First, risk. It was unhelpful to the college that it introduced the affiliate to the seller. This should not be sufficient to prevent there being a transfer of a property letting business as a going concern. Indeed, institutional investors commonly have a roster of preferred tenants (chosen for their covenant strength), which they will introduce to land owning developers that may be trying – and failing – to tie up a pre-let on their own. What the decision appears to suggest is that mere entry into an agreement for lease alone is not enough to argue that a letting business existed. A seller should be able to point to genuine investment on its part to build the business it then purports to transfer, and not simply to the rubber stamping of someone else’s work. In this regard, evidence such as business plans, marketing documents and so on is likely to be useful when dealing with HMRC officers.
Second, reward. It was difficult to see the extent to which the business of letting could be (or, more importantly, could not be) enjoyed by the seller. If it only had the benefit of an agreement for lease over its property once it had committed to sell that property, then to the impartial observer it never really had a business of its own that it could enjoy and – more importantly – sell on.
No risk, no reward, no business – and so no TOGC. There should be enough factual differences to distinguish a normal commercial deal from the one here – and indeed the judge in the Upper Tribunal made this point.

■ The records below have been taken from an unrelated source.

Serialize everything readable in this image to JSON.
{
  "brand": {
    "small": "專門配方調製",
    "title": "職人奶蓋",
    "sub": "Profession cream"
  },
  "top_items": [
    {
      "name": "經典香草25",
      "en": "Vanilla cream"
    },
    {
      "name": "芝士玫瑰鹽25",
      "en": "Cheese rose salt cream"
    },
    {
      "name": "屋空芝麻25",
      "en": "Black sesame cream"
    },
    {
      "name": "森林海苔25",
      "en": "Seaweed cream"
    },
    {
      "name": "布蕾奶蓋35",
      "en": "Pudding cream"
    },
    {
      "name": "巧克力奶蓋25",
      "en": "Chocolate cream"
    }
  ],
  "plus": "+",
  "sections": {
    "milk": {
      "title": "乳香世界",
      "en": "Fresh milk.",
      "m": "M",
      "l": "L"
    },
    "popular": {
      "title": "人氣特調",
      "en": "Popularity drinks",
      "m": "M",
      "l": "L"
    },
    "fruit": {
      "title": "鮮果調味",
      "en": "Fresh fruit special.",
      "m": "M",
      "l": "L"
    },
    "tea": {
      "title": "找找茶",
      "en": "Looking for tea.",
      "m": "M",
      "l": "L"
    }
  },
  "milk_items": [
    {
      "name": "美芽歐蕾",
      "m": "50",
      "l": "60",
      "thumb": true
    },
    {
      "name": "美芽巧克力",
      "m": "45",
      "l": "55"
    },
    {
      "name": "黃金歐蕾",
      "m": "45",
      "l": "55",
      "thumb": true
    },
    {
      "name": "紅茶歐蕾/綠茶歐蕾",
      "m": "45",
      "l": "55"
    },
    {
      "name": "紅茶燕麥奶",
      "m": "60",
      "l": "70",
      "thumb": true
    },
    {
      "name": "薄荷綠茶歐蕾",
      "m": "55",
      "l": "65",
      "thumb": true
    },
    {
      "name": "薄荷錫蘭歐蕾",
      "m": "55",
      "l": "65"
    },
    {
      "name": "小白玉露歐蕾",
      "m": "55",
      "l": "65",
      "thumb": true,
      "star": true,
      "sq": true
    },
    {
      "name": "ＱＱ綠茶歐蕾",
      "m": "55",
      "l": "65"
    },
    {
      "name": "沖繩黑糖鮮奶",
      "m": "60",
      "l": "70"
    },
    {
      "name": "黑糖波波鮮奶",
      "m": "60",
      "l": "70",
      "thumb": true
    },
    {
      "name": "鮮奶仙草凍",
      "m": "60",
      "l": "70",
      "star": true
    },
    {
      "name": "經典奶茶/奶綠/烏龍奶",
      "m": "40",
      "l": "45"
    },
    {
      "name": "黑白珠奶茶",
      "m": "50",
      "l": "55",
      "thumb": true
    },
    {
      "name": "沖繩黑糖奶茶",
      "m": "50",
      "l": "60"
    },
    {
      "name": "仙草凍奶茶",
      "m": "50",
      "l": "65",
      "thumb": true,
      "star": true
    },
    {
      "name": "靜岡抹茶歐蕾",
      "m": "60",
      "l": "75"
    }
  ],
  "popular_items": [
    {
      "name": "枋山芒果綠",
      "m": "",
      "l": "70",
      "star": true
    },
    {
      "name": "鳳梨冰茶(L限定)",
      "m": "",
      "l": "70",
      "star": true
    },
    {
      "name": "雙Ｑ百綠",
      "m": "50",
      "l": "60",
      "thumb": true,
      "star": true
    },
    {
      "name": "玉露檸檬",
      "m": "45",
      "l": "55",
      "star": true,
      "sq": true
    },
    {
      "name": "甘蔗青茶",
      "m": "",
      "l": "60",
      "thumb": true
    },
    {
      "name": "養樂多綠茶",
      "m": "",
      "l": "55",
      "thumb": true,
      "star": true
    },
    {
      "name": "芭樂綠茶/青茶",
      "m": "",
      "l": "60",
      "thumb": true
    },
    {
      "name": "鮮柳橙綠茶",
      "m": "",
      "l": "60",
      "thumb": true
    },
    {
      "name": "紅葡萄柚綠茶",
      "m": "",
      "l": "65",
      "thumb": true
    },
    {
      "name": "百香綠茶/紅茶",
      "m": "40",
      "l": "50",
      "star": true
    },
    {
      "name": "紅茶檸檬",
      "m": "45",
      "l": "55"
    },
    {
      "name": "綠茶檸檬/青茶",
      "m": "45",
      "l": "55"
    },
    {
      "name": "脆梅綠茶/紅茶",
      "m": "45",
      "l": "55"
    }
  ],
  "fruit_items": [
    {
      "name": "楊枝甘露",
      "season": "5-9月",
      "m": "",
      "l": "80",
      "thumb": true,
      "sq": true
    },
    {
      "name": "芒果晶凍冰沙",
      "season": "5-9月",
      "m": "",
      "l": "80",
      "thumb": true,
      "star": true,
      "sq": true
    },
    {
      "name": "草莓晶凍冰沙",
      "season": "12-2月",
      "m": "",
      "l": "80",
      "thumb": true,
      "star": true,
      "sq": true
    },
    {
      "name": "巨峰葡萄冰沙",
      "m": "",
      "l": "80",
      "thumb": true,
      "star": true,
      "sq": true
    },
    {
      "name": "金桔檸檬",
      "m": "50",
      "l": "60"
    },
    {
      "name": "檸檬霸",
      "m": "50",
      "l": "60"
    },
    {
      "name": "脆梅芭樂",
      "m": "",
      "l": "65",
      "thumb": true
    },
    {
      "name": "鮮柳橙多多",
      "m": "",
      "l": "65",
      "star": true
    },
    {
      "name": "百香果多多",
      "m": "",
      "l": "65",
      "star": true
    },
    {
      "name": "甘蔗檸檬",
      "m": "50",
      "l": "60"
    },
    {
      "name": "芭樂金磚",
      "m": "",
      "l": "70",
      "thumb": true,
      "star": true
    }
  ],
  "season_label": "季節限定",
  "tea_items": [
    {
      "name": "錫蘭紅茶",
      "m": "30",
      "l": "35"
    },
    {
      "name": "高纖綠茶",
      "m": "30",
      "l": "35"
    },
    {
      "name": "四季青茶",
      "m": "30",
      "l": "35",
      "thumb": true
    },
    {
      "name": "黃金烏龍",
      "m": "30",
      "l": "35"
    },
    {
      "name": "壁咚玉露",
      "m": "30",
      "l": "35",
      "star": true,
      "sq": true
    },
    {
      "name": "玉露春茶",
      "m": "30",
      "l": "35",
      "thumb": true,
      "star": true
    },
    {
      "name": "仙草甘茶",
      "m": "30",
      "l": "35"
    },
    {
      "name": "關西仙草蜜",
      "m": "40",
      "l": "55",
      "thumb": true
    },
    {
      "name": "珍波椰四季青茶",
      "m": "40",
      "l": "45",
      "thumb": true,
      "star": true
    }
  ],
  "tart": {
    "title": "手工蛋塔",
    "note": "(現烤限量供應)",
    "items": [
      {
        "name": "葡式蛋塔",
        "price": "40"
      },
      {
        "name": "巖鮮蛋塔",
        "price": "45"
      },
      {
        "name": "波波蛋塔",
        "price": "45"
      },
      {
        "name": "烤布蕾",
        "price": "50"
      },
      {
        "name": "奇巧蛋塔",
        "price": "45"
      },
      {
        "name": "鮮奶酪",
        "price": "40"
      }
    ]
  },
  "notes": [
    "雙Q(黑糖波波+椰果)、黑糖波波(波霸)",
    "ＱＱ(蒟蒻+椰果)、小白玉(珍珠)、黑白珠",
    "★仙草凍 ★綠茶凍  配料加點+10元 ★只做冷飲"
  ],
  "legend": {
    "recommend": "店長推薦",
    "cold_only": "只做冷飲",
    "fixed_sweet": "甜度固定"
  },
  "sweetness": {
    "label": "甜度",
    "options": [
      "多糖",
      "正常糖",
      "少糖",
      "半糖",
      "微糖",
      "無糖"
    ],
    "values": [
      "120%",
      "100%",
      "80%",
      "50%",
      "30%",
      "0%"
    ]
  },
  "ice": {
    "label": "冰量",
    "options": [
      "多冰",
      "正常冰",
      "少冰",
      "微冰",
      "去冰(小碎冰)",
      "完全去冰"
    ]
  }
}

There is seldom so close a nexus between a tenant and a buyer. Sellers are generally actively marketing their property for letting, even if the tenant is ultimately introduced by a third party. And documents are rarely quite so constrictive that the letting business can be so scarcely enjoyed by the seller.
One common question has been why the Upper Tribunal did not (or was not asked to) explore the college’s ability to give the requisite notice required by para 2A(b) of Art 5 (ie that its option to tax would not be disapplied by the anti-avoidance provisions). One, or possibly two, lessons can be drawn from this, if we assume that HMRC did not sit on its best argument (as it did in Principal and Fellows of Newnham College in the University of Cambridge v HMRC  UKHL 23). This case may be tacit confirmation of HMRC’s interpretation of another pillar of the disapplication rules; specifically, of the phrase ‘the land’ in VATA 1994 Sch 10 para 12 (it appears their view is that the correct unit of analysis here was the let room, and not the whole building). It may also be that the ‘affiliation’ fell short of the ‘connection’ that the disapplication rules need in order to apply – although the linkage between the college and the affiliate certainly served to highlight the issues that the Upper Tribunal did explore.
TOGC is an area rich in overlapping (and occasionally contradictory) case law, which has traditionally relied – in the absence of quality guidance from HMRC – on written rulings from HMRC. HMRC officers confirmed in evidence at the First-tier Tribunal that HMRC refuses, as a matter of policy, to give rulings on TOGCs.
For as long as there is uncertainty around these points, any contrivance or ‘choreography’ (to use HMRC’s term) in structures securing tax advantages – and anything that fails to do more than tick the boxes in published guidance – should continue to be viewed with care.